● Exercise:
Each of the records below must be reproduced exactly.

● Records for this exercise:
....

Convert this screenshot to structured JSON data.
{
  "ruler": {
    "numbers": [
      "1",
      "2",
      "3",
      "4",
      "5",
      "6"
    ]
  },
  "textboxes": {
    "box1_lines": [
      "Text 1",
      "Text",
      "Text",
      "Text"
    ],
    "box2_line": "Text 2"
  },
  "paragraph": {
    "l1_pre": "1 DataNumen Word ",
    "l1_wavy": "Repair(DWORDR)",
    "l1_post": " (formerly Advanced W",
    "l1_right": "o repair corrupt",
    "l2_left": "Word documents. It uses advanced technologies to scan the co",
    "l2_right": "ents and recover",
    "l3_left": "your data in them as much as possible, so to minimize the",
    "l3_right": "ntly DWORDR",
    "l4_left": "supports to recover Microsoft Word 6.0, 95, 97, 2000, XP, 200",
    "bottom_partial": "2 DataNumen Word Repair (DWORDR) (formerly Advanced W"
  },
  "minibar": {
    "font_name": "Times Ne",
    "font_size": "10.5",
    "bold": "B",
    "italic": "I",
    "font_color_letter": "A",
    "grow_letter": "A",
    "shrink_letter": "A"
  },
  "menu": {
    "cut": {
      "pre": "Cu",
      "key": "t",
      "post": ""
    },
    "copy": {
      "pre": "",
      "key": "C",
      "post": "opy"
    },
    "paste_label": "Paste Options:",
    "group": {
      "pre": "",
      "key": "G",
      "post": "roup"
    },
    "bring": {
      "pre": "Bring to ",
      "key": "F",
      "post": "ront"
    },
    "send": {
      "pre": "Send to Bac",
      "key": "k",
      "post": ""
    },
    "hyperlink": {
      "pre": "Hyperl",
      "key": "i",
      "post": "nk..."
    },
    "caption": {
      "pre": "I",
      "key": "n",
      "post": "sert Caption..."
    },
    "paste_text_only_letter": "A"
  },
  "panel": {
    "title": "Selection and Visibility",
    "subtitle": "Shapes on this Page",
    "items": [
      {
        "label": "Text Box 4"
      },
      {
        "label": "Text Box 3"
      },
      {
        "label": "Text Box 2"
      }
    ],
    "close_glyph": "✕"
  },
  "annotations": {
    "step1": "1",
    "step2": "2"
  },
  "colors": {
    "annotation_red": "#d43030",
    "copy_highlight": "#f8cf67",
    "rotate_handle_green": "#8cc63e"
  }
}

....

● Solved exercise:
Convert this screenshot to structured JSON data.
{
  "ruler": {
    "numbers": [
      "1",
      "2",
      "3",
      "4",
      "5",
      "6"
    ]
  },
  "textboxes": {
    "box1_lines": [
      "Text 1",
      "Text",
      "Text",
      "Text"
    ],
    "box2_line": "Text 2"
  },
  "paragraph": {
    "l1_pre": "1 DataNumen Word ",
    "l1_wavy": "Repair(DWORDR)",
    "l1_post": " (formerly Advanced W",
    "l1_right": "o repair corrupt",
    "l2_left": "Word documents. It uses advanced technologies to scan the co",
    "l2_right": "ents and recover",
    "l3_left": "your data in them as much as possible, so to minimize the",
    "l3_right": "ntly DWORDR",
    "l4_left": "supports to recover Microsoft Word 6.0, 95, 97, 2000, XP, 200",
    "bottom_partial": "2 DataNumen Word Repair (DWORDR) (formerly Advanced W"
  },
  "minibar": {
    "font_name": "Times Ne",
    "font_size": "10.5",
    "bold": "B",
    "italic": "I",
    "font_color_letter": "A",
    "grow_letter": "A",
    "shrink_letter": "A"
  },
  "menu": {
    "cut": {
      "pre": "Cu",
      "key": "t",
      "post": ""
    },
    "copy": {
      "pre": "",
      "key": "C",
      "post": "opy"
    },
    "paste_label": "Paste Options:",
    "group": {
      "pre": "",
      "key": "G",
      "post": "roup"
    },
    "bring": {
      "pre": "Bring to ",
      "key": "F",
      "post": "ront"
    },
    "send": {
      "pre": "Send to Bac",
      "key": "k",
      "post": ""
    },
    "hyperlink": {
      "pre": "Hyperl",
      "key": "i",
      "post": "nk..."
    },
    "caption": {
      "pre": "I",
      "key": "n",
      "post": "sert Caption..."
    },
    "paste_text_only_letter": "A"
  },
  "panel": {
    "title": "Selection and Visibility",
    "subtitle": "Shapes on this Page",
    "items": [
      {
        "label": "Text Box 4"
      },
      {
        "label": "Text Box 3"
      },
      {
        "label": "Text Box 2"
      }
    ],
    "close_glyph": "✕"
  },
  "annotations": {
    "step1": "1",
    "step2": "2"
  },
  "colors": {
    "annotation_red": "#d43030",
    "copy_highlight": "#f8cf67",
    "rotate_handle_green": "#8cc63e"
  }
}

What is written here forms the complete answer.